So, how I think about it is that even if I need to borrow funds for an emergency or other fund, I know I'm also paying less interest and am better off financially in the big picture of things.
It’s important for home buyers to know which financial products are available to them. Many home buyers want to go through a broker because they typically focus on getting you the lowest rate, instead of the flexibility of a borrowing solution, such as STEP. In this way, some home buyers compromise their future saving potential for a temporary lower rate. I know a couple of my customers that personally took advantage of the STEP and greatly benefitted from the secured ScotiaLine® Personal Line of Credit, which is a great example of a low-rate borrowing solution.
Meet with your financial advisor annually
During the home buying process, you may meet with your advisor many times over a short time period. However, don't let this exciting time be the only time you talk with your advisor.
I would recommend meeting with your financial advisor at least once a year because a lot can happen in a year. With everything going on in the world, there are many changes happening and every person is impacted differently. Everyone will experience different financial scenarios, both good and bad, but having a financial advisor that you know and trust can help you navigate your money and set achievable financial goals.
For me, having that regular touchbase at least once a year with my financial advisor really gave me the confidence I needed to know that my financial plan is on track. For example, once I turned 19, I started my Tax-Free Savings Account. All the money I saved growing up—all my Christmas, Chinese New Year, and birthday money went into that account. This money was originally in a savings account and now I can navigate long-term investments with the savings. Meeting with my financial advisor helped make me aware of my options so I could allow my savings time to grow.

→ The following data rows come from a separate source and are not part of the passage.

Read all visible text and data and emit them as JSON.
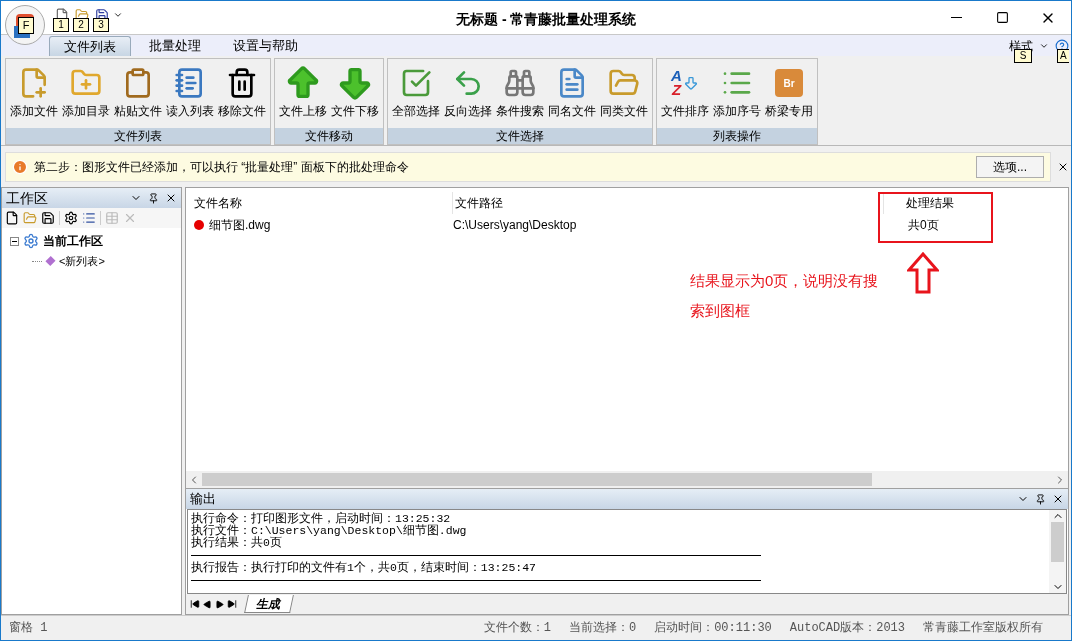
{
  "window": {
    "title": "无标题 - 常青藤批量处理系统",
    "app_keytip": "F",
    "quick_access": [
      {
        "keytip": "1"
      },
      {
        "keytip": "2"
      },
      {
        "keytip": "3"
      }
    ]
  },
  "ribbon_tabs": [
    {
      "label": "文件列表",
      "selected": true
    },
    {
      "label": "批量处理",
      "selected": false
    },
    {
      "label": "设置与帮助",
      "selected": false
    }
  ],
  "ribbon_right": {
    "style_label": "样式",
    "style_keytip": "S",
    "help_keytip": "A"
  },
  "ribbon_groups": [
    {
      "title": "文件列表",
      "buttons": [
        {
          "label": "添加文件"
        },
        {
          "label": "添加目录"
        },
        {
          "label": "粘贴文件"
        },
        {
          "label": "读入列表"
        },
        {
          "label": "移除文件"
        }
      ]
    },
    {
      "title": "文件移动",
      "buttons": [
        {
          "label": "文件上移"
        },
        {
          "label": "文件下移"
        }
      ]
    },
    {
      "title": "文件选择",
      "buttons": [
        {
          "label": "全部选择"
        },
        {
          "label": "反向选择"
        },
        {
          "label": "条件搜索"
        },
        {
          "label": "同名文件"
        },
        {
          "label": "同类文件"
        }
      ]
    },
    {
      "title": "列表操作",
      "buttons": [
        {
          "label": "文件排序",
          "glyphs": [
            "A",
            "Z"
          ]
        },
        {
          "label": "添加序号"
        },
        {
          "label": "桥梁专用",
          "glyphs": [
            "Br"
          ]
        }
      ]
    }
  ],
  "info_bar": {
    "message": "第二步：图形文件已经添加，可以执行 “批量处理” 面板下的批处理命令",
    "button": "选项..."
  },
  "workspace": {
    "title": "工作区",
    "tree": [
      {
        "label": "当前工作区",
        "expanded": true,
        "children": [
          {
            "label": "<新列表>"
          }
        ]
      }
    ]
  },
  "file_list": {
    "columns": [
      "文件名称",
      "文件路径",
      "处理结果"
    ],
    "rows": [
      {
        "color": "#e60000",
        "cells": [
          "细节图.dwg",
          "C:\\Users\\yang\\Desktop",
          "共0页"
        ]
      }
    ]
  },
  "annotation": {
    "text": "结果显示为0页，说明没有搜索到图框"
  },
  "output": {
    "title": "输出",
    "blocks": [
      [
        "执行命令：打印图形文件，启动时间：13:25:32",
        "执行文件：C:\\Users\\yang\\Desktop\\细节图.dwg",
        "执行结果：共0页"
      ],
      [
        "执行报告：执行打印的文件有1个，共0页，结束时间：13:25:47"
      ]
    ],
    "tabs": [
      {
        "label": "生成",
        "selected": true
      }
    ]
  },
  "status_bar": {
    "left": "窗格 1",
    "items": [
      "文件个数：1",
      "当前选择：0",
      "启动时间：00:11:30",
      "AutoCAD版本：2013",
      "常青藤工作室版权所有"
    ]
  }
}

The right advisor makes a difference
The right advisor can make a difference; it starts with a conversation. It is important for me to take the time to understand my customers and develop a relationship with trust, confidence and transparency. You want an advisor that is willing to take the time to thoroughly understand what’s happening in your life, what your current financial picture is and your future goals rather than rush you into a home purchase or other investments you may not be ready for.
1. In the future if you request a change to the credit limits among your products or to add credit products, you may be asked to provided updated information and/or submit a new application depending on your current circumstances. Some mortgage solutions may not be eligible to be included as part of a Scotia Total Equity Plan. If you request an increase in your borrowing limit, a mortgage re-registration may be required. Some conditions may apply.
Legal Disclaimer: This article is provided for information purposes only. It is not to be relied upon as investment advice or guarantees about the future, nor should it be considered a recommendation to buy or sell. Information contained in this article, including information relating to interest rates, market conditions, tax rules, and other investment factors are subject to change without notice and The Bank of Nova Scotia is not responsible to update this information. All third party sources are believed to be accurate and reliable as of the date of publication and The Bank of Nova Scotia does not guarantee its accuracy or reliability. Readers should consult their own professional advisor for specific investment and/or tax advice tailored to their needs to ensure that individual circumstances are considered properly and action is taken based on the latest available information.